(GIVEN INFORMATION begins)

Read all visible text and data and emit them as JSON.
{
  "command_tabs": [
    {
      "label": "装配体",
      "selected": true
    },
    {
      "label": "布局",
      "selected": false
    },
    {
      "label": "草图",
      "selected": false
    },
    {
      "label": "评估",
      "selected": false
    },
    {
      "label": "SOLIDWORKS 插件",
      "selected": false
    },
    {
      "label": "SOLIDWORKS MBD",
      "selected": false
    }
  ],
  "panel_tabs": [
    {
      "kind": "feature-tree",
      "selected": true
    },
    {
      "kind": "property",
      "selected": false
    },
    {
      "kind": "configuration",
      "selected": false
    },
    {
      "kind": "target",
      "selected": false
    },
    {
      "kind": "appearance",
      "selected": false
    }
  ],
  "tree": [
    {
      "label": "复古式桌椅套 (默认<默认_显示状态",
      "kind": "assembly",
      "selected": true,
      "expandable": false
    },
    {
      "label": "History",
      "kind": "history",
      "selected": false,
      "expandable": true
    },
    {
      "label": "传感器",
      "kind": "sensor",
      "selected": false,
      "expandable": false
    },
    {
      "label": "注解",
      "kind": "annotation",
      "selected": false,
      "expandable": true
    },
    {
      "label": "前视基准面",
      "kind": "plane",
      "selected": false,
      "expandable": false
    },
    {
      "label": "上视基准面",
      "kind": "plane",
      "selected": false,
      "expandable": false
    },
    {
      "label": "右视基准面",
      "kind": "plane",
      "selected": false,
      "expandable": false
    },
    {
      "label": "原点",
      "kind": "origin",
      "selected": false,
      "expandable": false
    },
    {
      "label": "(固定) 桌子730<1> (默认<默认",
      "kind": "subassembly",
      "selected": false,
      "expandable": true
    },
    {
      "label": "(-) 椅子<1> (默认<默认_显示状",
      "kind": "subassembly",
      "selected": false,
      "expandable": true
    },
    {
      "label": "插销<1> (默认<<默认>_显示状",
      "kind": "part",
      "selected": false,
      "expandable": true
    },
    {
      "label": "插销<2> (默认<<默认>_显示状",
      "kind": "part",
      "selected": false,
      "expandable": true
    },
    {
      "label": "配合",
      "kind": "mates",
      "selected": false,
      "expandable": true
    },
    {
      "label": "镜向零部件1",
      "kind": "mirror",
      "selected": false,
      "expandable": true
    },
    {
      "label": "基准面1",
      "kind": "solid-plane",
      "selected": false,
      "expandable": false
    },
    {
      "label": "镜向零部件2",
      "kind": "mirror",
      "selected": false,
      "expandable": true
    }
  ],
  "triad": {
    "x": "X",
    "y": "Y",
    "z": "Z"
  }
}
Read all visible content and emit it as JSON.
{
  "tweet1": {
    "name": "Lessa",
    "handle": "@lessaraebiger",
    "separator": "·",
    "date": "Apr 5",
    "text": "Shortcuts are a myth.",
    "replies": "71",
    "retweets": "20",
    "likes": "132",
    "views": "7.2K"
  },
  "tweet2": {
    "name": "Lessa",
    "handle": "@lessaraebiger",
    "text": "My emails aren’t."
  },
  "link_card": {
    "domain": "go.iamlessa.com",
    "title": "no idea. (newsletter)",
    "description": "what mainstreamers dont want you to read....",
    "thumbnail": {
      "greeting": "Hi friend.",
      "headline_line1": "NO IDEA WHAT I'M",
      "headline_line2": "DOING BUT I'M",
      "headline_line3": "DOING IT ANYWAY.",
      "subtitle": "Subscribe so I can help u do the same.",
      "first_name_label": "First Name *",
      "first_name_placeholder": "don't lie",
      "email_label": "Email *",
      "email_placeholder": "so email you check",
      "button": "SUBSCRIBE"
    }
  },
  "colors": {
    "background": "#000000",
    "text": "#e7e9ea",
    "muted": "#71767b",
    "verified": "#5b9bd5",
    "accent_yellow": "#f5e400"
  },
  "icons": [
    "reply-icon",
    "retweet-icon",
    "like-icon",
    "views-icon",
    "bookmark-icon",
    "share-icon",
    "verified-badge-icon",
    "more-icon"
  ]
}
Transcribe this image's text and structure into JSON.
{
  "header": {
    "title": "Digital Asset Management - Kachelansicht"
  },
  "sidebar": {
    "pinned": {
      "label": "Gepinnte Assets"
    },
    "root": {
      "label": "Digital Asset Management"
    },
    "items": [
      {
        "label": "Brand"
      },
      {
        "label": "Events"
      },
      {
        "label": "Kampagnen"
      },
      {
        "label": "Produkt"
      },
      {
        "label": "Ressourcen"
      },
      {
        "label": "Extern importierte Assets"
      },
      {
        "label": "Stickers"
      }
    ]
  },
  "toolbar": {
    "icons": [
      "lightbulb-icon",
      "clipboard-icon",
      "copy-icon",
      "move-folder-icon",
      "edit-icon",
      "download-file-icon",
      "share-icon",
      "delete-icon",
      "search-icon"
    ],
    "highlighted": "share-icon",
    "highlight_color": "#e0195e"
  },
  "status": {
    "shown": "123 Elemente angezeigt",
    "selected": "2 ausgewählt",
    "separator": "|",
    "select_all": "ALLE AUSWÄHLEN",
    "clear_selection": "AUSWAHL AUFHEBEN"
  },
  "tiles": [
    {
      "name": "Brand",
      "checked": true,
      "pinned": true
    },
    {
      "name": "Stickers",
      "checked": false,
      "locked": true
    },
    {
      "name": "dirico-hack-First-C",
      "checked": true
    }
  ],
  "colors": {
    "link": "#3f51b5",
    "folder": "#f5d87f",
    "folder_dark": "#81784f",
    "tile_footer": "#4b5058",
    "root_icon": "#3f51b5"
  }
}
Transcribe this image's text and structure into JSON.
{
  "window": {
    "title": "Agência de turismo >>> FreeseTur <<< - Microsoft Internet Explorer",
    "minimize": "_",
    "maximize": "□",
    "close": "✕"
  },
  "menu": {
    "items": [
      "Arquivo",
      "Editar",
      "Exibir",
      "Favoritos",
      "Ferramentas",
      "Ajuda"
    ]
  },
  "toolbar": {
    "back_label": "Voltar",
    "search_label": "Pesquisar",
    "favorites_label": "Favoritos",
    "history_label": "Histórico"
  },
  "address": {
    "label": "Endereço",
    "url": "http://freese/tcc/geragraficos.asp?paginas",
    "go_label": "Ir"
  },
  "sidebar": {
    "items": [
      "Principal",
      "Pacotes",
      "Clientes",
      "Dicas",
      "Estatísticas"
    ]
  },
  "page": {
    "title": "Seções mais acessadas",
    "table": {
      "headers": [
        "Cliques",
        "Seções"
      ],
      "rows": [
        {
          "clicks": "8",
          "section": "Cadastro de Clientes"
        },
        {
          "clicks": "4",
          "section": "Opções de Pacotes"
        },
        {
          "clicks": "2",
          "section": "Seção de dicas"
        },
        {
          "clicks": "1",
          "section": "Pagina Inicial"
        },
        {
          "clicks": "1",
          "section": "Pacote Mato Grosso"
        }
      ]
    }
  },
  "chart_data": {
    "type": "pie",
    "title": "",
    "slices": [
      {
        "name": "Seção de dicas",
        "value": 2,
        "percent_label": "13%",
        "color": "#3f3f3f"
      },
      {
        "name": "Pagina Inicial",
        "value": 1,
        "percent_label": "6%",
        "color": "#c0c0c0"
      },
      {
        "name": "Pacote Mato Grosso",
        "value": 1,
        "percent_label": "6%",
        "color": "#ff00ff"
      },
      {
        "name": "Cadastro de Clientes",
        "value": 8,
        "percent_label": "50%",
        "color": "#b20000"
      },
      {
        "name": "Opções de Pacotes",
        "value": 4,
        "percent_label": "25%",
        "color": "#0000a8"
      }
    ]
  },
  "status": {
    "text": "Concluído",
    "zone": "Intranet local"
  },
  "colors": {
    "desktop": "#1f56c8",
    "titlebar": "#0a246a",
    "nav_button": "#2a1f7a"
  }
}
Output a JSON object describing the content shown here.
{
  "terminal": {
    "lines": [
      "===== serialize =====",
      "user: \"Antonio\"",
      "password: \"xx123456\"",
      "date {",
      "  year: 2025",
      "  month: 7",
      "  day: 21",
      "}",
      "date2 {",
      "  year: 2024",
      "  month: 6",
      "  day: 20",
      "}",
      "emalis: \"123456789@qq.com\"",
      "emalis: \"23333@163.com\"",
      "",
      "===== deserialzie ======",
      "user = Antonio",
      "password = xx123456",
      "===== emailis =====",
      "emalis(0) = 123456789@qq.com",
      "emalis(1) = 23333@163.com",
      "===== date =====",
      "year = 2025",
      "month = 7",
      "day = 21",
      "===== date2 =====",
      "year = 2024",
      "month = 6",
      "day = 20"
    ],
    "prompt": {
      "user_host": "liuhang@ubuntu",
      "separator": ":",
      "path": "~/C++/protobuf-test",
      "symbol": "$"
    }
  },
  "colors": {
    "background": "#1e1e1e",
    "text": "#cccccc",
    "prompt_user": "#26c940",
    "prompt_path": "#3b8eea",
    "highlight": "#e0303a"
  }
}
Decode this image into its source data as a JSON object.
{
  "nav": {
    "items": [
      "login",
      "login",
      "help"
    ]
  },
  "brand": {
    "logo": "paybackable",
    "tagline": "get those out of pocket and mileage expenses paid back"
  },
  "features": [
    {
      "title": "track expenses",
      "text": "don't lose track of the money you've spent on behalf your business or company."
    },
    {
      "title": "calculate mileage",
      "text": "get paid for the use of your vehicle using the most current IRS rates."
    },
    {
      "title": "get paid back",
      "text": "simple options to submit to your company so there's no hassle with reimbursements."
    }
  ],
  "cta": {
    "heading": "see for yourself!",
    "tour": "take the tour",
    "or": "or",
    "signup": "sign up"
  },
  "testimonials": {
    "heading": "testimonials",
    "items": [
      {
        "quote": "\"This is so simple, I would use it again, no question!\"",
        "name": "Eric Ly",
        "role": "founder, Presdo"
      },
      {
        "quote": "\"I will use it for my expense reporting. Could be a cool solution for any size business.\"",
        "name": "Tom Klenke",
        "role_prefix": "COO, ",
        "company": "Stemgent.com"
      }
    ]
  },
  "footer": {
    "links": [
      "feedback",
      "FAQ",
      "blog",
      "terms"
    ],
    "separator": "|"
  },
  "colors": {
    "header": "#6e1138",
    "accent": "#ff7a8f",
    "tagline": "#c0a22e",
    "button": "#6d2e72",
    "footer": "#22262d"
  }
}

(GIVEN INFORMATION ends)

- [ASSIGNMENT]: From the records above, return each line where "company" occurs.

- [ANSWER TO THE EXERCISE]:
      "text": "don't lose track of the money you've spent on behalf your business or company."
      "text": "simple options to submit to your company so there's no hassle with reimbursements."
        "company": "Stemgent.com"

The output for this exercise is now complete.